By the end of the 10th century it was customary across Western Europe (but not in Rome) for all the faithful to receive ashes on the first day of Lent. In 1091 this custom was then ordered by Pope Urban II to be extended to the Church in Rome. Soon after the day was called “Ash Wednesday.”


The public penance that grave sinners underwent before being admitted to Holy Communion just before Easter lasted throughout Lent. On the first day of their 40-day fast, they were sprinkled with ashes and dressed in sackcloth. Toward the end of the first millennium, this discipline of public penance was dropped, and Lent began to be seen as a general penitential season for all Christians. Ashes were imposed on all to mark the beginning of the season.
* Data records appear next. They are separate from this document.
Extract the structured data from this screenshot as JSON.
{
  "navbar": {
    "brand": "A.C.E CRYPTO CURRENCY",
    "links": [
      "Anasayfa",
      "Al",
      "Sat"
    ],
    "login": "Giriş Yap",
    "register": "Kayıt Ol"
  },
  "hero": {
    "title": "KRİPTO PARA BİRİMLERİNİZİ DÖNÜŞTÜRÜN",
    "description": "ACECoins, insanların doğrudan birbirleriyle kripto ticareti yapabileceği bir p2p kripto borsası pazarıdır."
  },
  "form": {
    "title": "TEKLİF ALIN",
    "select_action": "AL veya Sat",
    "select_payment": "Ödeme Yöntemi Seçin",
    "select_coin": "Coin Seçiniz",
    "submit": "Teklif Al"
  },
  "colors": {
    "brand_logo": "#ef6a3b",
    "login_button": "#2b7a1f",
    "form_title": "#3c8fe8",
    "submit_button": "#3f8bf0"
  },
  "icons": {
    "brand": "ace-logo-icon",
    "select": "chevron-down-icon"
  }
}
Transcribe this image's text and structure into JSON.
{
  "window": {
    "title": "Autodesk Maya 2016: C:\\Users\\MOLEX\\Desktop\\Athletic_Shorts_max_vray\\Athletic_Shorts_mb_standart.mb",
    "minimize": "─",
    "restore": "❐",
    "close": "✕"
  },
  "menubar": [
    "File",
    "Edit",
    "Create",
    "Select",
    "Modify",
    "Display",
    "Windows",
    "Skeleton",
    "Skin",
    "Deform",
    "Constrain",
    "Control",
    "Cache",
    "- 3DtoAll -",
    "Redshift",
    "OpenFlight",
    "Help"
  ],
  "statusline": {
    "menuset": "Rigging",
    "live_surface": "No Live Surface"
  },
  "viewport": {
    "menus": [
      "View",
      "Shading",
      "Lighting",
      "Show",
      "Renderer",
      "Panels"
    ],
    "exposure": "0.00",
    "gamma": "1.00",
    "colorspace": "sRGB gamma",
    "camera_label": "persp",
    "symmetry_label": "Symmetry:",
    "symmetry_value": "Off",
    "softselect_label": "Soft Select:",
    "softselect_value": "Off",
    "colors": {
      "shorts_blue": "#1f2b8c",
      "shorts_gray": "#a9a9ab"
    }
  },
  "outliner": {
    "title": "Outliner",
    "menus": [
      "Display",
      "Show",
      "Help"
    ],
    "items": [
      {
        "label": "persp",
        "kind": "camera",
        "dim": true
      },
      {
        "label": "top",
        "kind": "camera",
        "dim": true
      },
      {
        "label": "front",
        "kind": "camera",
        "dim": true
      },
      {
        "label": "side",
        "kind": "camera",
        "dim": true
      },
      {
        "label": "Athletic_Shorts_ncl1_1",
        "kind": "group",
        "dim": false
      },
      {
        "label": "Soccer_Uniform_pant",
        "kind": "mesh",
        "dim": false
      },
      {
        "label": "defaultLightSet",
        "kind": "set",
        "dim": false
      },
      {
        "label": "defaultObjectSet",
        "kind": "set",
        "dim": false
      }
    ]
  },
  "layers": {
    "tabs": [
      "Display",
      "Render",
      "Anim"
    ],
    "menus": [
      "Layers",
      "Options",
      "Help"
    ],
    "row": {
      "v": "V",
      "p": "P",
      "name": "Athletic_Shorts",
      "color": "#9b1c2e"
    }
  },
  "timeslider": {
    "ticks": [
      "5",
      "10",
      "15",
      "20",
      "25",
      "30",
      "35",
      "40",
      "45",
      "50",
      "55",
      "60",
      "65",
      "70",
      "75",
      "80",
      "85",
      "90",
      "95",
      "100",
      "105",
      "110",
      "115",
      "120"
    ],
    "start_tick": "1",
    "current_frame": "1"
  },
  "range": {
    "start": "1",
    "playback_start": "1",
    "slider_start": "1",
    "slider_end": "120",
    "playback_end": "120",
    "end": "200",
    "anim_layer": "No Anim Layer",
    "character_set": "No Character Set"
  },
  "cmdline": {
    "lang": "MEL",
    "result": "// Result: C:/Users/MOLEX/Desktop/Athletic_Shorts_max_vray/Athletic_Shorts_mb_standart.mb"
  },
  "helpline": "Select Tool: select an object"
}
At the Protestant revolution the receiving of ashes was widely discouraged as being a vain Roman superstition, but in recent years the popularity of the custom has become widespread.


Anglicans, Lutherans, and some Presbyterians have joined Catholics in the custom, and some enterprising pastors have started a movement called Ashes to Go: Ministers head out to street corners, train stations, and other public places on Ash Wednesday to offer the imposition of ashes as a means of evangelization.


Signs and symbols of salvation


The ancient signs and symbols of salvation register deeply in the human heart. In our screen age, words mean less, while the visual actions of the faith become more important. Symbols and symbolic actions transcend particular cultures and time periods. They have universal meaning and appeal.


The old words, “Earth to earth, ashes to ashes, dust to dust,” connect with the realization that we are all mortal and our time on earth is limited. It is up to us to make best use of that time and turn our hearts and minds to the Lord. 


As we enter the season of Lent, this realization becomes more urgent. All of us are dust. We are from the earth, and to the earth we will return. We do well, therefore, to receive the ashes in humility and remember that we are human — and recognize that even the very word human connects us back to the earth from which we came.  


Fr. Dwight Longenecker

Visit Fr.'s blog, browse his books, and be in touch at DwightLongenecker.com.